I wondered if they’re all very similar. I pulled up some parts fiches for various off-road bikes of varying years and found that KTM used the same hub for a very long time. The inner spacer (“Bearing distance tube.” Those Austrians have a different word for everything.) was also the same, leading me to believe that KTM was dealing with the changing widths of forks and swingarms by using different outer spacers. Talk about not “reinventing the wheel!”

A little more research led me to discover KTM was changing front and rear axle sizes, but the outer spacers seem to be the only part that appeared to have different part numbers. Because the inner spacer was consistent across all those years and models, I assumed that with the proper outer spacers, any wheel utilizing the same hub my wheel used could be easily made to fit nearly any KTM off-road bike.

I then started researching brakes, and because every rotor I found appeared to be perfectly flat (no offset), I deduced that all calipers were mounted at a consistent offset across the range. (I know, I am really stacking the assumptions up here!)

Back to eBay. I began hunting for KTM dirt wheels. I found a fellow selling a set of very lightly used 19-inch and 21-inch wheels. I asked the guy if he knew what they fit, but he hemmed and hawed a bit. He did have a lot of spare parts, though, and they had good tires on the wheels. Oh yeah, there were also rotors attached, too, and he had new pads! Sure, it was a motocross rear and I spend my whole off-road life on trails, but the price was just right for what I was getting. I dropped five hundo and ordered ‘em up.
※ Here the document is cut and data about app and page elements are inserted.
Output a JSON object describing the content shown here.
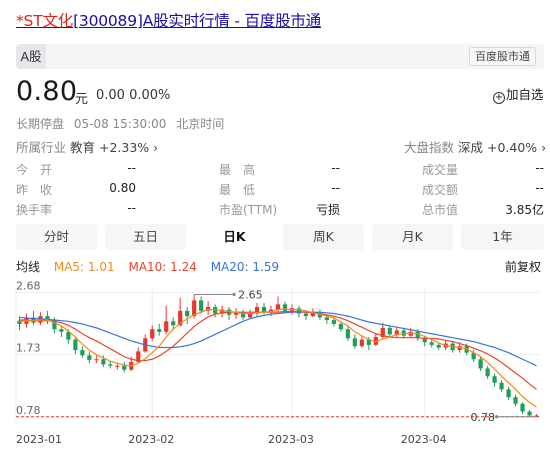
{
  "title": {
    "st": "*ST文化",
    "code_part": "[300089]A股实时行情 - 百度股市通"
  },
  "topbar": {
    "tab": "A股",
    "brand": "百度股市通"
  },
  "quote": {
    "price": "0.80",
    "unit": "元",
    "change": "0.00  0.00%",
    "add_fav": "加自选"
  },
  "status": {
    "state": "长期停盘",
    "time": "05-08 15:30:00",
    "zone": "北京时间"
  },
  "industry": {
    "label": "所属行业",
    "value": "教育 +2.33%",
    "arrow": "›"
  },
  "market_index": {
    "label": "大盘指数",
    "value": "深成 +0.40%",
    "arrow": "›"
  },
  "stats": [
    {
      "label": "今　开",
      "value": "--"
    },
    {
      "label": "最　高",
      "value": "--"
    },
    {
      "label": "成交量",
      "value": "--"
    },
    {
      "label": "昨　收",
      "value": "0.80"
    },
    {
      "label": "最　低",
      "value": "--"
    },
    {
      "label": "成交额",
      "value": "--"
    },
    {
      "label": "换手率",
      "value": "--"
    },
    {
      "label": "市盈(TTM)",
      "value": "亏损"
    },
    {
      "label": "总市值",
      "value": "3.85亿"
    }
  ],
  "periods": [
    "分时",
    "五日",
    "日K",
    "周K",
    "月K",
    "1年"
  ],
  "active_period": "日K",
  "ma": {
    "label": "均线",
    "ma5": "MA5: 1.01",
    "ma10": "MA10: 1.24",
    "ma20": "MA20: 1.59",
    "ma5_color": "#f08c1c",
    "ma10_color": "#e8452c",
    "ma20_color": "#3a73d9",
    "adjust": "前复权"
  },
  "colors": {
    "up": "#e8372c",
    "down": "#1e9e5a",
    "accent_blue": "#1a0dab"
  },
  "chart_data": {
    "type": "candlestick",
    "y_ticks": [
      "2.68",
      "1.73",
      "0.78"
    ],
    "x_ticks": [
      "2023-01",
      "2023-02",
      "2023-03",
      "2023-04"
    ],
    "annotations": {
      "max": "2.65",
      "min": "0.78"
    },
    "ylim": [
      0.7,
      2.75
    ],
    "candles": [
      {
        "o": 2.25,
        "c": 2.2,
        "h": 2.32,
        "l": 2.1
      },
      {
        "o": 2.2,
        "c": 2.3,
        "h": 2.36,
        "l": 2.14
      },
      {
        "o": 2.3,
        "c": 2.22,
        "h": 2.4,
        "l": 2.18
      },
      {
        "o": 2.22,
        "c": 2.32,
        "h": 2.38,
        "l": 2.18
      },
      {
        "o": 2.32,
        "c": 2.26,
        "h": 2.4,
        "l": 2.2
      },
      {
        "o": 2.26,
        "c": 2.12,
        "h": 2.3,
        "l": 2.06
      },
      {
        "o": 2.12,
        "c": 2.08,
        "h": 2.18,
        "l": 2.0
      },
      {
        "o": 2.08,
        "c": 1.96,
        "h": 2.12,
        "l": 1.9
      },
      {
        "o": 1.96,
        "c": 1.8,
        "h": 2.0,
        "l": 1.74
      },
      {
        "o": 1.8,
        "c": 1.72,
        "h": 1.86,
        "l": 1.68
      },
      {
        "o": 1.72,
        "c": 1.65,
        "h": 1.78,
        "l": 1.6
      },
      {
        "o": 1.65,
        "c": 1.66,
        "h": 1.72,
        "l": 1.6
      },
      {
        "o": 1.66,
        "c": 1.58,
        "h": 1.72,
        "l": 1.54
      },
      {
        "o": 1.58,
        "c": 1.56,
        "h": 1.63,
        "l": 1.52
      },
      {
        "o": 1.56,
        "c": 1.56,
        "h": 1.6,
        "l": 1.5
      },
      {
        "o": 1.56,
        "c": 1.5,
        "h": 1.62,
        "l": 1.46
      },
      {
        "o": 1.5,
        "c": 1.62,
        "h": 1.7,
        "l": 1.48
      },
      {
        "o": 1.62,
        "c": 1.78,
        "h": 1.84,
        "l": 1.6
      },
      {
        "o": 1.78,
        "c": 1.98,
        "h": 2.04,
        "l": 1.76
      },
      {
        "o": 1.98,
        "c": 2.12,
        "h": 2.18,
        "l": 1.94
      },
      {
        "o": 2.12,
        "c": 2.08,
        "h": 2.2,
        "l": 2.02
      },
      {
        "o": 2.08,
        "c": 2.24,
        "h": 2.48,
        "l": 2.04
      },
      {
        "o": 2.24,
        "c": 2.18,
        "h": 2.3,
        "l": 2.12
      },
      {
        "o": 2.18,
        "c": 2.4,
        "h": 2.6,
        "l": 2.16
      },
      {
        "o": 2.4,
        "c": 2.32,
        "h": 2.46,
        "l": 2.2
      },
      {
        "o": 2.32,
        "c": 2.56,
        "h": 2.65,
        "l": 2.28
      },
      {
        "o": 2.56,
        "c": 2.4,
        "h": 2.62,
        "l": 2.36
      },
      {
        "o": 2.4,
        "c": 2.46,
        "h": 2.55,
        "l": 2.34
      },
      {
        "o": 2.46,
        "c": 2.36,
        "h": 2.5,
        "l": 2.3
      },
      {
        "o": 2.36,
        "c": 2.42,
        "h": 2.48,
        "l": 2.3
      },
      {
        "o": 2.42,
        "c": 2.34,
        "h": 2.46,
        "l": 2.26
      },
      {
        "o": 2.34,
        "c": 2.38,
        "h": 2.44,
        "l": 2.28
      },
      {
        "o": 2.38,
        "c": 2.3,
        "h": 2.42,
        "l": 2.26
      },
      {
        "o": 2.3,
        "c": 2.36,
        "h": 2.42,
        "l": 2.28
      },
      {
        "o": 2.36,
        "c": 2.46,
        "h": 2.52,
        "l": 2.32
      },
      {
        "o": 2.46,
        "c": 2.38,
        "h": 2.52,
        "l": 2.34
      },
      {
        "o": 2.38,
        "c": 2.42,
        "h": 2.48,
        "l": 2.32
      },
      {
        "o": 2.42,
        "c": 2.5,
        "h": 2.62,
        "l": 2.38
      },
      {
        "o": 2.5,
        "c": 2.4,
        "h": 2.54,
        "l": 2.36
      },
      {
        "o": 2.4,
        "c": 2.44,
        "h": 2.5,
        "l": 2.34
      },
      {
        "o": 2.44,
        "c": 2.36,
        "h": 2.48,
        "l": 2.3
      },
      {
        "o": 2.36,
        "c": 2.32,
        "h": 2.4,
        "l": 2.26
      },
      {
        "o": 2.32,
        "c": 2.38,
        "h": 2.44,
        "l": 2.3
      },
      {
        "o": 2.38,
        "c": 2.3,
        "h": 2.42,
        "l": 2.26
      },
      {
        "o": 2.3,
        "c": 2.26,
        "h": 2.34,
        "l": 2.2
      },
      {
        "o": 2.26,
        "c": 2.2,
        "h": 2.3,
        "l": 2.16
      },
      {
        "o": 2.2,
        "c": 2.12,
        "h": 2.24,
        "l": 2.08
      },
      {
        "o": 2.12,
        "c": 1.98,
        "h": 2.16,
        "l": 1.94
      },
      {
        "o": 1.98,
        "c": 1.86,
        "h": 2.04,
        "l": 1.82
      },
      {
        "o": 1.86,
        "c": 1.96,
        "h": 2.02,
        "l": 1.84
      },
      {
        "o": 1.96,
        "c": 1.88,
        "h": 2.0,
        "l": 1.8
      },
      {
        "o": 1.88,
        "c": 2.0,
        "h": 2.06,
        "l": 1.86
      },
      {
        "o": 2.0,
        "c": 2.14,
        "h": 2.22,
        "l": 1.98
      },
      {
        "o": 2.14,
        "c": 2.04,
        "h": 2.18,
        "l": 2.0
      },
      {
        "o": 2.04,
        "c": 2.1,
        "h": 2.16,
        "l": 2.0
      },
      {
        "o": 2.1,
        "c": 2.02,
        "h": 2.14,
        "l": 1.98
      },
      {
        "o": 2.02,
        "c": 2.08,
        "h": 2.14,
        "l": 1.98
      },
      {
        "o": 2.08,
        "c": 1.98,
        "h": 2.12,
        "l": 1.94
      },
      {
        "o": 1.98,
        "c": 1.92,
        "h": 2.02,
        "l": 1.86
      },
      {
        "o": 1.92,
        "c": 1.88,
        "h": 1.96,
        "l": 1.84
      },
      {
        "o": 1.88,
        "c": 1.84,
        "h": 1.92,
        "l": 1.8
      },
      {
        "o": 1.84,
        "c": 1.9,
        "h": 1.94,
        "l": 1.8
      },
      {
        "o": 1.9,
        "c": 1.8,
        "h": 1.94,
        "l": 1.76
      },
      {
        "o": 1.8,
        "c": 1.86,
        "h": 1.92,
        "l": 1.76
      },
      {
        "o": 1.86,
        "c": 1.76,
        "h": 1.9,
        "l": 1.72
      },
      {
        "o": 1.76,
        "c": 1.66,
        "h": 1.8,
        "l": 1.62
      },
      {
        "o": 1.66,
        "c": 1.52,
        "h": 1.7,
        "l": 1.48
      },
      {
        "o": 1.52,
        "c": 1.4,
        "h": 1.56,
        "l": 1.36
      },
      {
        "o": 1.4,
        "c": 1.3,
        "h": 1.44,
        "l": 1.24
      },
      {
        "o": 1.3,
        "c": 1.2,
        "h": 1.34,
        "l": 1.16
      },
      {
        "o": 1.2,
        "c": 1.08,
        "h": 1.24,
        "l": 1.04
      },
      {
        "o": 1.08,
        "c": 0.98,
        "h": 1.12,
        "l": 0.94
      },
      {
        "o": 0.98,
        "c": 0.86,
        "h": 1.0,
        "l": 0.82
      },
      {
        "o": 0.86,
        "c": 0.8,
        "h": 0.88,
        "l": 0.78
      },
      {
        "o": 0.8,
        "c": 0.8,
        "h": 0.82,
        "l": 0.78
      }
    ],
    "ma5": [
      2.24,
      2.25,
      2.25,
      2.26,
      2.26,
      2.22,
      2.17,
      2.09,
      2.0,
      1.89,
      1.8,
      1.73,
      1.68,
      1.63,
      1.6,
      1.57,
      1.56,
      1.6,
      1.67,
      1.76,
      1.86,
      2.0,
      2.12,
      2.21,
      2.28,
      2.34,
      2.38,
      2.42,
      2.42,
      2.4,
      2.39,
      2.38,
      2.36,
      2.36,
      2.37,
      2.38,
      2.39,
      2.42,
      2.43,
      2.42,
      2.42,
      2.4,
      2.37,
      2.35,
      2.32,
      2.29,
      2.23,
      2.17,
      2.08,
      2.02,
      1.96,
      1.93,
      1.97,
      2.0,
      2.04,
      2.05,
      2.06,
      2.05,
      2.01,
      1.96,
      1.91,
      1.87,
      1.85,
      1.84,
      1.82,
      1.76,
      1.7,
      1.61,
      1.51,
      1.4,
      1.3,
      1.2,
      1.09,
      1.0,
      0.93
    ],
    "ma10": [
      2.26,
      2.26,
      2.25,
      2.25,
      2.25,
      2.24,
      2.22,
      2.18,
      2.12,
      2.05,
      1.99,
      1.94,
      1.88,
      1.82,
      1.76,
      1.7,
      1.66,
      1.64,
      1.64,
      1.66,
      1.71,
      1.78,
      1.86,
      1.96,
      2.06,
      2.16,
      2.24,
      2.31,
      2.35,
      2.37,
      2.38,
      2.38,
      2.38,
      2.38,
      2.38,
      2.38,
      2.38,
      2.38,
      2.39,
      2.39,
      2.39,
      2.38,
      2.37,
      2.36,
      2.34,
      2.32,
      2.29,
      2.25,
      2.2,
      2.15,
      2.1,
      2.05,
      2.02,
      2.0,
      1.99,
      1.99,
      1.99,
      1.99,
      1.98,
      1.98,
      1.97,
      1.95,
      1.93,
      1.9,
      1.87,
      1.83,
      1.79,
      1.74,
      1.68,
      1.61,
      1.53,
      1.45,
      1.37,
      1.28,
      1.2
    ],
    "ma20": [
      2.3,
      2.29,
      2.28,
      2.28,
      2.27,
      2.26,
      2.25,
      2.24,
      2.22,
      2.2,
      2.17,
      2.14,
      2.1,
      2.06,
      2.02,
      1.98,
      1.94,
      1.91,
      1.88,
      1.86,
      1.84,
      1.84,
      1.84,
      1.85,
      1.87,
      1.9,
      1.94,
      1.99,
      2.04,
      2.09,
      2.14,
      2.19,
      2.24,
      2.28,
      2.31,
      2.33,
      2.35,
      2.36,
      2.37,
      2.38,
      2.38,
      2.38,
      2.38,
      2.38,
      2.37,
      2.36,
      2.34,
      2.32,
      2.29,
      2.26,
      2.23,
      2.21,
      2.19,
      2.17,
      2.15,
      2.13,
      2.11,
      2.09,
      2.07,
      2.05,
      2.03,
      2.01,
      1.99,
      1.97,
      1.95,
      1.93,
      1.9,
      1.87,
      1.84,
      1.8,
      1.76,
      1.71,
      1.66,
      1.61,
      1.56
    ]
  }
}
Brake stuff
"Guess I may as well take care of a few other items while the bike's apart." This is how every one of my ground-up assembly projects starts. This might get ugly. Photo by Lemmy.
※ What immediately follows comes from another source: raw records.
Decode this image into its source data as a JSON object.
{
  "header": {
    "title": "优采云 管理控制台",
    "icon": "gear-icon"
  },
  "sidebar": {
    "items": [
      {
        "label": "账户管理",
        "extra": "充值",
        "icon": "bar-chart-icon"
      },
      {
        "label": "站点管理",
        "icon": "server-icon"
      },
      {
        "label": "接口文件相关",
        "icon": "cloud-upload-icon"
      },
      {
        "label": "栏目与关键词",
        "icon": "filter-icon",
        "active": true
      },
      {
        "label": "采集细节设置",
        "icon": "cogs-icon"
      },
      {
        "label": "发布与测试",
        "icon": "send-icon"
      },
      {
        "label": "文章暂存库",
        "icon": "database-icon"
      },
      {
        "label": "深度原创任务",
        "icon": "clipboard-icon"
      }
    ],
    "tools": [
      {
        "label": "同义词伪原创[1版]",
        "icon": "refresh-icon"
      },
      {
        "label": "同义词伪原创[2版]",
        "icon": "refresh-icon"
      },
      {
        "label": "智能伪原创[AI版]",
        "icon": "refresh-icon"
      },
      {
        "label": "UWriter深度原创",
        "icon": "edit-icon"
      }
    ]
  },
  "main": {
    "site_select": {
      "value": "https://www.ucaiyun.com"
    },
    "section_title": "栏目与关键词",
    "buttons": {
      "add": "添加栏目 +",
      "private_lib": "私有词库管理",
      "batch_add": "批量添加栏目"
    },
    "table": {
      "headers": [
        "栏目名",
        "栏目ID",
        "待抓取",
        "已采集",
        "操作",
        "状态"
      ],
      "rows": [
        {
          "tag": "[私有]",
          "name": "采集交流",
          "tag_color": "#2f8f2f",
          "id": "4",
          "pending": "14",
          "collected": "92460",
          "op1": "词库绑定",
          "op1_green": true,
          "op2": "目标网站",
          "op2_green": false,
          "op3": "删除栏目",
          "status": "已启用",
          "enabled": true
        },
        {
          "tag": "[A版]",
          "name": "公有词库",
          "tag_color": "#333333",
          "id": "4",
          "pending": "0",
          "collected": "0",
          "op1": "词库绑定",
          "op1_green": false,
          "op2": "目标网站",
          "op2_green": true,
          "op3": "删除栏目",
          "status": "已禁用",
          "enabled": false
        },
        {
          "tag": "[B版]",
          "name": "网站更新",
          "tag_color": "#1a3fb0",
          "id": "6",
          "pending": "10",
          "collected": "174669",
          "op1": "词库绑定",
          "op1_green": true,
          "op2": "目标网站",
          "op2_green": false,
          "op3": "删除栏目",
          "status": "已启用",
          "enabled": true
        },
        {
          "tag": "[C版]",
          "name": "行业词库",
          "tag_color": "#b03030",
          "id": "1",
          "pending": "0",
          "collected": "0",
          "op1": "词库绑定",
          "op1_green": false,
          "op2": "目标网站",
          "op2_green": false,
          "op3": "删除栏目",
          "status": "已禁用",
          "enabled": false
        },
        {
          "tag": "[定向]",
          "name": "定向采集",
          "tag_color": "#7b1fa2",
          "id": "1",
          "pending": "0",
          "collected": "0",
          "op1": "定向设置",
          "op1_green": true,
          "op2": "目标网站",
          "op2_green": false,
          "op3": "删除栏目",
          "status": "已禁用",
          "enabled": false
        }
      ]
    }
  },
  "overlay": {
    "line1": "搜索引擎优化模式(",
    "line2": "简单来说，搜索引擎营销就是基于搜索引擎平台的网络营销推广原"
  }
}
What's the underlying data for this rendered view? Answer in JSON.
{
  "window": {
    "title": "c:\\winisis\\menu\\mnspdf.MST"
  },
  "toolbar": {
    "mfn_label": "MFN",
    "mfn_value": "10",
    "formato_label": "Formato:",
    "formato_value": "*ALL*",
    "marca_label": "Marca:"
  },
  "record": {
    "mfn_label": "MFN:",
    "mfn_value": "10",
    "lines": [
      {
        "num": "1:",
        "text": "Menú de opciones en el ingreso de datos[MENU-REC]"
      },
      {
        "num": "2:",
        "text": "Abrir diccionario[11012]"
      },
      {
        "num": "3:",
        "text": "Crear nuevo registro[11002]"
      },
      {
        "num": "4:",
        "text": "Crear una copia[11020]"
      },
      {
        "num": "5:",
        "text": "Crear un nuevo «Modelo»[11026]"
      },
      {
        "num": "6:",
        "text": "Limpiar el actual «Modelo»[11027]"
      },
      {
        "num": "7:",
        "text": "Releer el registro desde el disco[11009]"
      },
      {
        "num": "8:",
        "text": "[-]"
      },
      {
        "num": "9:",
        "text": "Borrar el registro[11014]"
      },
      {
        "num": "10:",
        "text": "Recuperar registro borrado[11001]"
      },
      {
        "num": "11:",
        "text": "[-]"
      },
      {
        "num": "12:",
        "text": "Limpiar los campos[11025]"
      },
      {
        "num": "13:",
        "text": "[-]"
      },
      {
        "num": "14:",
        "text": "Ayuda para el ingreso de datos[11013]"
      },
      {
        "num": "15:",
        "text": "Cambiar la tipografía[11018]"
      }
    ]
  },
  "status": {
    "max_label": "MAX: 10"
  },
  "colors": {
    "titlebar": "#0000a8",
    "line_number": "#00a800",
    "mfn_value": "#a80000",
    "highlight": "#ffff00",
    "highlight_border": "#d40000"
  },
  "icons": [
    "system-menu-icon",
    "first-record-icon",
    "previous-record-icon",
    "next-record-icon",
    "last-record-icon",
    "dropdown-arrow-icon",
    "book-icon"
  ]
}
The box showed up and the seller had included other goodies — a full set of rear bearings and seals, rear spokes, and front and rear brake rotors and pads. Also, I found two sets of outer spacers, front and rear, floating about in the shipping box. One set appeared to be for the early axles, and one set for the later ones.

I loaded up the new wheels with spacers for the old setup, and got cracking. Both ends of the bike got new pads and the fresh rotors. (Don’t forget to move the magnetic wheel speed sensor over if you’re changing rotors!) I installed my sprocket, cleaned up some parts, lubricated the brake calipers, and presto-change-o, my woods bike was wearing a spiffy new set of motocross wheels and tires! Not bad for $500. (Shipped, no less!)

Lem's bike
Yep, that is a 19-incher on the rear, but this bike will spend most of its life in the woods. Guess I'll be carrying tubes. Photo by Lemmy.

If you followed this far, here is the takeaway: KTM hubs/rotor spacing/bearings interchange on all off-road models 125 cc to 520 cc from 2003 to 2017, front and rear. The only things needed to swap are the correct axle, spacers, rotor, and sprockets, confirmed by ZLA's media representative from KTM of North America. There are some other bikes outside those models that can work, but those are all a guaranteed fit.

Hansen's supermoto
Gear Geek Ryan Hansen has also taken advantage of KTM's wheel interchangeability. He went one step further and also has a caliper bracket he swaps for the supermoto big brake. Photos by Peter Camburn and Ryan Hansen.

What does this mean? Well, to me, it means I am more likely to buy an orange bike again. Any time I can reuse parts and accessories I have previously purchased, I’m a happy fellow. That interchangeability has a lot to do with why I’m so heavily invested in old Harley-Davidsons. It’s pretty nice to know that you can pick up spare wheels for a song and maybe even keep a set of wheels laced with street tires or trials tires for other-than-dirt usage. I’m sick of the manufacturers changing things every dang year and leaving me in a lurch to find parts. It also means that using your motocross bike as a woods machine becomes a bit easier because swapping an 18-inch wheel for a 19-inch is a cakewalk.

Swappable wheels and two-stroke power. What's not to love?